Cooking time, both on the package and in my Better Homes and Gardens cookbook, was determined by weight.  Now your turkey should state the weight, but in case it doesn’t, you can do what I did if you have a digital scale.  Stand on the scale without the turkey, and record your weight; then stand on the scale with the turkey, and record your weight.  The difference between the two weights will  be the approximate weight of your turkey. 

The package said cook it 3-4 hours, and the cookbook said 4-5 hours.  I have a digital timer that has 2 timer settings, so I set one for 3 hours and the other for 4 hours.  So into the oven the turkey went, and the timer was started. 

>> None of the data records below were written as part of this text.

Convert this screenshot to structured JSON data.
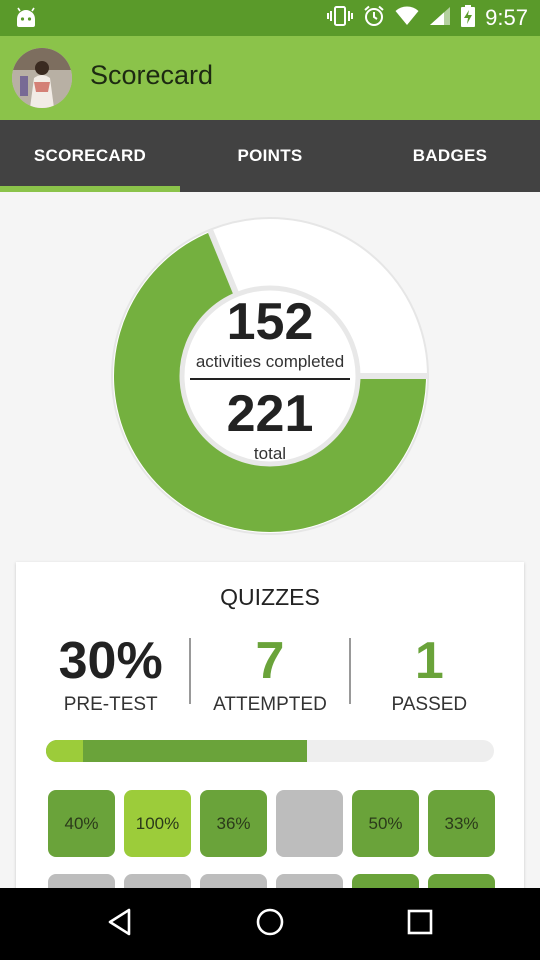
{
  "status_bar": {
    "time": "9:57",
    "icons": [
      "android-debug-icon",
      "vibrate-icon",
      "alarm-icon",
      "wifi-icon",
      "signal-icon",
      "battery-charging-icon"
    ]
  },
  "app_bar": {
    "title": "Scorecard",
    "avatar_icon": "profile-avatar"
  },
  "tabs": [
    {
      "label": "SCORECARD",
      "selected": true
    },
    {
      "label": "POINTS",
      "selected": false
    },
    {
      "label": "BADGES",
      "selected": false
    }
  ],
  "activity": {
    "completed": "152",
    "completed_label": "activities completed",
    "total": "221",
    "total_label": "total",
    "completed_fraction": 0.688
  },
  "quizzes": {
    "title": "QUIZZES",
    "pretest_value": "30%",
    "pretest_label": "PRE-TEST",
    "attempted_value": "7",
    "attempted_label": "ATTEMPTED",
    "passed_value": "1",
    "passed_label": "PASSED",
    "progress": {
      "passed_fraction": 0.0833,
      "attempted_fraction": 0.583
    },
    "tiles_row1": [
      {
        "label": "40%",
        "status": "attempted"
      },
      {
        "label": "100%",
        "status": "passed"
      },
      {
        "label": "36%",
        "status": "attempted"
      },
      {
        "label": "",
        "status": "not-attempted"
      },
      {
        "label": "50%",
        "status": "attempted"
      },
      {
        "label": "33%",
        "status": "attempted"
      }
    ],
    "tiles_row2": [
      {
        "label": "",
        "status": "not-attempted"
      },
      {
        "label": "",
        "status": "not-attempted"
      },
      {
        "label": "",
        "status": "not-attempted"
      },
      {
        "label": "",
        "status": "not-attempted"
      },
      {
        "label": "",
        "status": "attempted"
      },
      {
        "label": "",
        "status": "attempted"
      }
    ]
  },
  "colors": {
    "status_bar": "#5a9a2a",
    "app_bar": "#8bc34a",
    "tab_bar": "#424242",
    "tab_indicator": "#8bc34a",
    "donut_green": "#74b03f",
    "tile_attempted": "#6aa33a",
    "tile_passed": "#9ccc3a",
    "tile_empty": "#bdbdbd",
    "number_green": "#6aa33a"
  },
  "nav_bar": {
    "back_icon": "back-icon",
    "home_icon": "home-icon",
    "recents_icon": "recents-icon"
  }
}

After about an hour and a half or so, the top started getting pretty brown, so I followed instructions and put a tent of just regular aluminum foil over it.  And this should be loosely; not tightly wrapped.

I let it cook for about 3-1/2 hours total.  This bird had a pop up timer, and that had popped up.  I highly recommend these, as mine worked fine. 

Then we took it out, I took my pictures, and the eating commenced.  The neck turned out well too, and my hubby enjoyed it very much.






The eating and storing.
It turned out delicious, and looked like all those photos you always see of a turkey.  The skin was a golden brown, and had a slight crispy crackle when you first cut into it.  The meat was juicy and flavorful and tender.  My husband commenced to eating and foundered himself, and is asleep in the living room as I write this.  I really enjoyed watching him enjoy eating it.  He particularly loved the skin.

Since it is just the 2 of us, and this was just for us; not for a dinner or gathering - I went ahead and removed all the meat off the turkey and put it in plastic tubs in the fridge.  I put the skin and fatty parts in a separate tub, as hubby likes those and will eat them.  Then I took the remaining bones and put them in a ziplock bag in the fridge, because:  1-hubby might want to pick over them as he likes to do that; 2-save them for garbage day. 

And that's that.  My first turkey cooking was highly successful, and now we have yummy leftover turkey to munch on.  

If you are cooking for one or two, like me, there's no reason why you can't have your traditional turkey.  You can always freeze the turkey meat up for future meals.  One or two people can do a lot of eating off of one turkey.  

I hope you have a wonderful Thanksgiving holiday,
that your turkey and fixings turn out beautifully,
and from hubby and me,
we send all the best to you and yours!

Happy Thanksgiving!